Sale of Personal Data

We also use cookies to personalize your experience on our websites, including by determining the most relevant content and advertisements to show you, and to monitor site traffic and performance, so that we may improve our websites and your experience. You may opt out of our use of such cookies (and the associated “sale” of your Personal Information) by using this toggle switch. You will still see some advertising, regardless of your selection. Because we do not track you across different devices, browsers and GEMG properties, your selection will take effect only on this browser, this device and this website.

Social Media Cookies

We also use cookies to personalize your experience on our websites, including by determining the most relevant content and advertisements to show you, and to monitor site traffic and performance, so that we may improve our websites and your experience. You may opt out of our use of such cookies (and the associated “sale” of your Personal Information) by using this toggle switch. You will still see some advertising, regardless of your selection. Because we do not track you across different devices, browsers and GEMG properties, your selection will take effect only on this browser, this device and this website.

Targeting Cookies

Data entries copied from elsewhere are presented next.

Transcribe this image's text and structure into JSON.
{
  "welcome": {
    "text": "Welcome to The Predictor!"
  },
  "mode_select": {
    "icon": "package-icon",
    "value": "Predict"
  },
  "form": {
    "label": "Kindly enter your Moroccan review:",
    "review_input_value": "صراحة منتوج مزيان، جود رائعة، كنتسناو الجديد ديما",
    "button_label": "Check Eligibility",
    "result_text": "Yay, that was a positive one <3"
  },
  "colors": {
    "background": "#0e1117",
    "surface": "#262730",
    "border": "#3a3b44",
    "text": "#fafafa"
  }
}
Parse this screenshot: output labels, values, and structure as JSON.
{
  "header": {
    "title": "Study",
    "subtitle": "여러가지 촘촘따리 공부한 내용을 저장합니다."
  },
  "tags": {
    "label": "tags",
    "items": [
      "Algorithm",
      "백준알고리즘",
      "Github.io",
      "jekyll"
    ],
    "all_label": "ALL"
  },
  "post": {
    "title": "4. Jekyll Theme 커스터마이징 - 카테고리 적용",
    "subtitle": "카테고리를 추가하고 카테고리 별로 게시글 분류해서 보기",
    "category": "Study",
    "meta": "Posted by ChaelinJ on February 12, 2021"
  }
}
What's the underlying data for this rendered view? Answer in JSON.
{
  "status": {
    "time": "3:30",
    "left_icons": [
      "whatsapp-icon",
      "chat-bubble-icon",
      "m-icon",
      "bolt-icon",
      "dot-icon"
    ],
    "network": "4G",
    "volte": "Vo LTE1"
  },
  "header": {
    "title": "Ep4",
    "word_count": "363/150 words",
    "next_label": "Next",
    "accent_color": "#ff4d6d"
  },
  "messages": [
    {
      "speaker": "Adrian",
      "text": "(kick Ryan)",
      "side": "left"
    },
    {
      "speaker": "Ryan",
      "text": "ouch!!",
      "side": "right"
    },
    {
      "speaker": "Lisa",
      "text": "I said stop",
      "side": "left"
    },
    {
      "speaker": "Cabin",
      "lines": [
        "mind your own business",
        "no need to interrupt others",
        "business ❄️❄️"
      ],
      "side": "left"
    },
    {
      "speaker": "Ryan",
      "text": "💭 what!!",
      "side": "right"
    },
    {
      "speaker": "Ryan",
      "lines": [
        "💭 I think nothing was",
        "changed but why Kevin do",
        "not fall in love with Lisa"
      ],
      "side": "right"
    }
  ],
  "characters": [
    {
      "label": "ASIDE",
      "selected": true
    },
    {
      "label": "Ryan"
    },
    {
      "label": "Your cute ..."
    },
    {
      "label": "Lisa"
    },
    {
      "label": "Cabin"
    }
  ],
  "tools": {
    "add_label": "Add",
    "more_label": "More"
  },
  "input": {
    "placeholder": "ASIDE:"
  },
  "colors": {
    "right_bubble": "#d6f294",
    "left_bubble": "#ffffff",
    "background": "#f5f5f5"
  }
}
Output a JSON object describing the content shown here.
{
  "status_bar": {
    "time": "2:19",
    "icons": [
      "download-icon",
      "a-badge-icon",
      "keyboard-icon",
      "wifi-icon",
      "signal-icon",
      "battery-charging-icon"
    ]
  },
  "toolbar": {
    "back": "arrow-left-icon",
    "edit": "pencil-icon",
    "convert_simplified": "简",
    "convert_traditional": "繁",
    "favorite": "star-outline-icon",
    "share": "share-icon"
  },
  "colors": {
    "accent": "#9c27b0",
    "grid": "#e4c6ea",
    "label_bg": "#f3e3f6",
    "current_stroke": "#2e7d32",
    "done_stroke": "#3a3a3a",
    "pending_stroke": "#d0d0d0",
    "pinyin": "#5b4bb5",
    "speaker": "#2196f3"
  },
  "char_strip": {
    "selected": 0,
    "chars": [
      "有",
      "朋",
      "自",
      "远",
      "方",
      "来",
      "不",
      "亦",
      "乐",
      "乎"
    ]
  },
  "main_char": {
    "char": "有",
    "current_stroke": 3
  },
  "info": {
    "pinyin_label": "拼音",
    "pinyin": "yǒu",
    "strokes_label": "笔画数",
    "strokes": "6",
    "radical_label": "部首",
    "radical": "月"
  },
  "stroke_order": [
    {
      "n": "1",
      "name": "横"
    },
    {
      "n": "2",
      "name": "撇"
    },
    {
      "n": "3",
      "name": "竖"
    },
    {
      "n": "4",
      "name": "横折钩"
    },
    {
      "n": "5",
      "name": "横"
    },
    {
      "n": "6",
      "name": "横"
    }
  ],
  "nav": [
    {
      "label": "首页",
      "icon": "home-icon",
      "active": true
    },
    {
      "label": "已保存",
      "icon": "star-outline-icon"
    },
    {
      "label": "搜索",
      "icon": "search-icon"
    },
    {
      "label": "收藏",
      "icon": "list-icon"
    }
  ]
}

We also use cookies to personalize your experience on our websites, including by determining the most relevant content and advertisements to show you, and to monitor site traffic and performance, so that we may improve our websites and your experience. You may opt out of our use of such cookies (and the associated “sale” of your Personal Information) by using this toggle switch. You will still see some advertising, regardless of your selection. Because we do not track you across different devices, browsers and GEMG properties, your selection will take effect only on this browser, this device and this website.